■ **EXERCISE**: Every record must be repeated exactly, with no omission.

■ **MATERIAL PROVIDED**:
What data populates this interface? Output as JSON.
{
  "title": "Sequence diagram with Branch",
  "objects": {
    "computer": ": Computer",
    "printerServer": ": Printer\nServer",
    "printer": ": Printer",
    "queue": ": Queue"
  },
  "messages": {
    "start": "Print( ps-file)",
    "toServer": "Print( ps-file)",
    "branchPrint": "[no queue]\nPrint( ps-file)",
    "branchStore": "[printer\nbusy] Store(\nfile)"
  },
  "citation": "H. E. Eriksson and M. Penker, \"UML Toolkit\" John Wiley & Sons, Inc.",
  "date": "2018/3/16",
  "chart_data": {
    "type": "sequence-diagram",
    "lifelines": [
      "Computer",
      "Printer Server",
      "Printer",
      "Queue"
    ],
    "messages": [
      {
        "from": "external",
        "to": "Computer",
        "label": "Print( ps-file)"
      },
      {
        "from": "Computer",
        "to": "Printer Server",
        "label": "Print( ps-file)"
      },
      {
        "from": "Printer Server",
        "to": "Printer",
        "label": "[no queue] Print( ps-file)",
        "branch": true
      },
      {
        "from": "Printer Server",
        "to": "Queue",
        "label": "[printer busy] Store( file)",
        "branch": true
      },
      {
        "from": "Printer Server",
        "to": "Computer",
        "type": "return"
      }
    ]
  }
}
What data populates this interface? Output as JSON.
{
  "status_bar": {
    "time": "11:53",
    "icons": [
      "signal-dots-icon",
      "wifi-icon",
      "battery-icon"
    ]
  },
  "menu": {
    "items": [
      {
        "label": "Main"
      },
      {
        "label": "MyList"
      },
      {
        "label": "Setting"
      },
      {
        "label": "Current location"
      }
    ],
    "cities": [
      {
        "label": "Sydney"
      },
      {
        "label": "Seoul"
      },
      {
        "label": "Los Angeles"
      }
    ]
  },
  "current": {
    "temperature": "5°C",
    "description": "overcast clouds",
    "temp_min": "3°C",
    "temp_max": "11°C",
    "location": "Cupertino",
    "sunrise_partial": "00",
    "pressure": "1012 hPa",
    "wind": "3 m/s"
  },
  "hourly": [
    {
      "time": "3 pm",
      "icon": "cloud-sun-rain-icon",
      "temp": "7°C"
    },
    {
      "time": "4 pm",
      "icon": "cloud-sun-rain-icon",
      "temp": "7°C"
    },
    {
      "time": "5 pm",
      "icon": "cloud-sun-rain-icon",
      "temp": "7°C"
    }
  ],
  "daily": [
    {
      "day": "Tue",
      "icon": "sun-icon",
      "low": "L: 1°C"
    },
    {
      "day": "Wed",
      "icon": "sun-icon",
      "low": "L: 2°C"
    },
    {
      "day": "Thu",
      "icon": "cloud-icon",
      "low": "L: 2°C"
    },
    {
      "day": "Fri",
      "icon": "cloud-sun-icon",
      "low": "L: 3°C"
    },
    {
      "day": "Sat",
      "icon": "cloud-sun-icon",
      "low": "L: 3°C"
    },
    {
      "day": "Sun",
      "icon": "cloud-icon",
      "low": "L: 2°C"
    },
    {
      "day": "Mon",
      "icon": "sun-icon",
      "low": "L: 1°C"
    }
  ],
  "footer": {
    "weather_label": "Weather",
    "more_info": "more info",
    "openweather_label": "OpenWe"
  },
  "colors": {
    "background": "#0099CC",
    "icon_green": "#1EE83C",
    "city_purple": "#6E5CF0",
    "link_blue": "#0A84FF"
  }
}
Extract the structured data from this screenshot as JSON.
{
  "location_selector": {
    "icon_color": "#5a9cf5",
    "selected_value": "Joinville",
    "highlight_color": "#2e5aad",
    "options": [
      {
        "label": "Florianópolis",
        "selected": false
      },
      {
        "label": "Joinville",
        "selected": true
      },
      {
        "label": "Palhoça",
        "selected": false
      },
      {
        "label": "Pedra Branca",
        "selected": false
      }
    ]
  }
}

■ **ANSWER TO THE PROBLEM**:
What data populates this interface? Output as JSON.
{
  "title": "Sequence diagram with Branch",
  "objects": {
    "computer": ": Computer",
    "printerServer": ": Printer\nServer",
    "printer": ": Printer",
    "queue": ": Queue"
  },
  "messages": {
    "start": "Print( ps-file)",
    "toServer": "Print( ps-file)",
    "branchPrint": "[no queue]\nPrint( ps-file)",
    "branchStore": "[printer\nbusy] Store(\nfile)"
  },
  "citation": "H. E. Eriksson and M. Penker, \"UML Toolkit\" John Wiley & Sons, Inc.",
  "date": "2018/3/16",
  "chart_data": {
    "type": "sequence-diagram",
    "lifelines": [
      "Computer",
      "Printer Server",
      "Printer",
      "Queue"
    ],
    "messages": [
      {
        "from": "external",
        "to": "Computer",
        "label": "Print( ps-file)"
      },
      {
        "from": "Computer",
        "to": "Printer Server",
        "label": "Print( ps-file)"
      },
      {
        "from": "Printer Server",
        "to": "Printer",
        "label": "[no queue] Print( ps-file)",
        "branch": true
      },
      {
        "from": "Printer Server",
        "to": "Queue",
        "label": "[printer busy] Store( file)",
        "branch": true
      },
      {
        "from": "Printer Server",
        "to": "Computer",
        "type": "return"
      }
    ]
  }
}
What data populates this interface? Output as JSON.
{
  "status_bar": {
    "time": "11:53",
    "icons": [
      "signal-dots-icon",
      "wifi-icon",
      "battery-icon"
    ]
  },
  "menu": {
    "items": [
      {
        "label": "Main"
      },
      {
        "label": "MyList"
      },
      {
        "label": "Setting"
      },
      {
        "label": "Current location"
      }
    ],
    "cities": [
      {
        "label": "Sydney"
      },
      {
        "label": "Seoul"
      },
      {
        "label": "Los Angeles"
      }
    ]
  },
  "current": {
    "temperature": "5°C",
    "description": "overcast clouds",
    "temp_min": "3°C",
    "temp_max": "11°C",
    "location": "Cupertino",
    "sunrise_partial": "00",
    "pressure": "1012 hPa",
    "wind": "3 m/s"
  },
  "hourly": [
    {
      "time": "3 pm",
      "icon": "cloud-sun-rain-icon",
      "temp": "7°C"
    },
    {
      "time": "4 pm",
      "icon": "cloud-sun-rain-icon",
      "temp": "7°C"
    },
    {
      "time": "5 pm",
      "icon": "cloud-sun-rain-icon",
      "temp": "7°C"
    }
  ],
  "daily": [
    {
      "day": "Tue",
      "icon": "sun-icon",
      "low": "L: 1°C"
    },
    {
      "day": "Wed",
      "icon": "sun-icon",
      "low": "L: 2°C"
    },
    {
      "day": "Thu",
      "icon": "cloud-icon",
      "low": "L: 2°C"
    },
    {
      "day": "Fri",
      "icon": "cloud-sun-icon",
      "low": "L: 3°C"
    },
    {
      "day": "Sat",
      "icon": "cloud-sun-icon",
      "low": "L: 3°C"
    },
    {
      "day": "Sun",
      "icon": "cloud-icon",
      "low": "L: 2°C"
    },
    {
      "day": "Mon",
      "icon": "sun-icon",
      "low": "L: 1°C"
    }
  ],
  "footer": {
    "weather_label": "Weather",
    "more_info": "more info",
    "openweather_label": "OpenWe"
  },
  "colors": {
    "background": "#0099CC",
    "icon_green": "#1EE83C",
    "city_purple": "#6E5CF0",
    "link_blue": "#0A84FF"
  }
}
Extract the structured data from this screenshot as JSON.
{
  "location_selector": {
    "icon_color": "#5a9cf5",
    "selected_value": "Joinville",
    "highlight_color": "#2e5aad",
    "options": [
      {
        "label": "Florianópolis",
        "selected": false
      },
      {
        "label": "Joinville",
        "selected": true
      },
      {
        "label": "Palhoça",
        "selected": false
      },
      {
        "label": "Pedra Branca",
        "selected": false
      }
    ]
  }
}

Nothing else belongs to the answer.